(Rajkot district) to Dhasa (Amreli district) is one such line. "Laboratory tests have been
conducted to test locomotives on B-100 bio-diesel (neat bio-diesel), but there are
some issues with it. Hopefully once resolved, we aim to run the locomotives on hundred
per cent bio-diesel," the official said.
CSMCRI Director Dr Pushpito Ghosh said, "Yes, our bio-diesel has been cleared for field
trials by the RDSO. "Jatropha biodiesel can be produced for between Rs 45-65 per
litre assuming all-inclusive dry fruit cost of Rs 8,000 per tonne," an institute official said.
The Indian Railways has also leased out land to IOC to produce Biodiesel to be used in
trains. Apart from the in-house production of biodiesel there are several companies
producing biodiesel across the country. Farmers in semi-arid regions of Karnataka are
planting Jatropha as it is well suited to those conditions. Labland Biodiesel is a Mysore
based Private Limited Company. Since the year 2002, the Company is active in Biodiesel
and Jatropha curcas-based Research and Development activities headed by its chairman
and managing director, Dr. Sudheer Shetty.


Rail Wheel Factory has continuously strived to meet international environmental

standards since its inception and has also been conferred with the ISO 14001
certification.
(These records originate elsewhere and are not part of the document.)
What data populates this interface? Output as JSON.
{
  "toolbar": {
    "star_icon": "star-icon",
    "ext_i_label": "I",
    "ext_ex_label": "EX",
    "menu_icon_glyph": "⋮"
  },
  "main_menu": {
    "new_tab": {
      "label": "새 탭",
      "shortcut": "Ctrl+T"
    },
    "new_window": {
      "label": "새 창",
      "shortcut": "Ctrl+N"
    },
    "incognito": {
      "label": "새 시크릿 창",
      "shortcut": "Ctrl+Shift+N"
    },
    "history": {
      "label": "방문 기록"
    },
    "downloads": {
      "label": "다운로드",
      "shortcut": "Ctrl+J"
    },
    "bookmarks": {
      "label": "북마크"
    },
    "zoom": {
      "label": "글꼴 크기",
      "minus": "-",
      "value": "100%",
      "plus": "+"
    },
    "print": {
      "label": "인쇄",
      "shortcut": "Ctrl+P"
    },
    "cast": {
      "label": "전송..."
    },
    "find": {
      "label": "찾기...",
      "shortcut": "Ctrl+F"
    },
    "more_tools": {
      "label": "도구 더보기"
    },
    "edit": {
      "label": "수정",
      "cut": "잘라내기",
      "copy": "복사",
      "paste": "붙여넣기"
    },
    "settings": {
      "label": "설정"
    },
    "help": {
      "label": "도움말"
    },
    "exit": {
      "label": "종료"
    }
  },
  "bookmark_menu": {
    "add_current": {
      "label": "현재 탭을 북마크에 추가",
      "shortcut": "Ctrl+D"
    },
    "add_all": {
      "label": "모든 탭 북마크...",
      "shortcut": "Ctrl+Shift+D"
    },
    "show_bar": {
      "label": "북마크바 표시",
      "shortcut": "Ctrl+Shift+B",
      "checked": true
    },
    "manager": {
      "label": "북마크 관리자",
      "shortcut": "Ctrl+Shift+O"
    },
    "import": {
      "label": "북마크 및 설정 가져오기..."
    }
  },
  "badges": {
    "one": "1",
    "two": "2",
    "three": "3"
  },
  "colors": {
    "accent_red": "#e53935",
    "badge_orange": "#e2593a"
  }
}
As part of our internship program we have conducted a basic study to look
into the possibility of implementing environmentally friendly measures at the plant
according to the ISO 14001 guidelines. Our proposal is to replace the use of HSD as fuel
in the normalising furnace with biodiesel. We suggest that, the factory should look into
the use of blended or pure biodiesel as fuel in the normalising furnace. The use of
blended biodiesel with B6-B20 specifications require no modifications to the existing set
up and hence would be a ready solution to reduce pollution and also cost of fuel could be
reduced by almost as much as 2.5 Crores as cost of biodiesel is much lower than petro
diesel. Pure Biodiesel can also be used as fuel but that would require further detailed
study of the furnace system.
The availability of Biodiesel is also not a problem as Indian Railways is currently using
blended diesel to run its Diesel Locomotives in various parts across the country. The
Railways have set up their own production unit for producing biodiesel. They also have a
tie up with IOC for the production of biodiesel.
Therefore, we would like to suggest that as part of the Environmental Management
System that has been set up at the factory to look into the possibility of substituting HSD
with Biodiesel with respect to the fuel being used to burn in the normalising furnace of
the wheel shop.

3. Pollution and noise in steelworks from electric arc furnaces Commission of
European Communities
5. Material Science and Metallurgy by O P Khanna
6. Elements of Workshop Technology by S K H Choudhury, A K H Choudhury &
Nirijhar Joy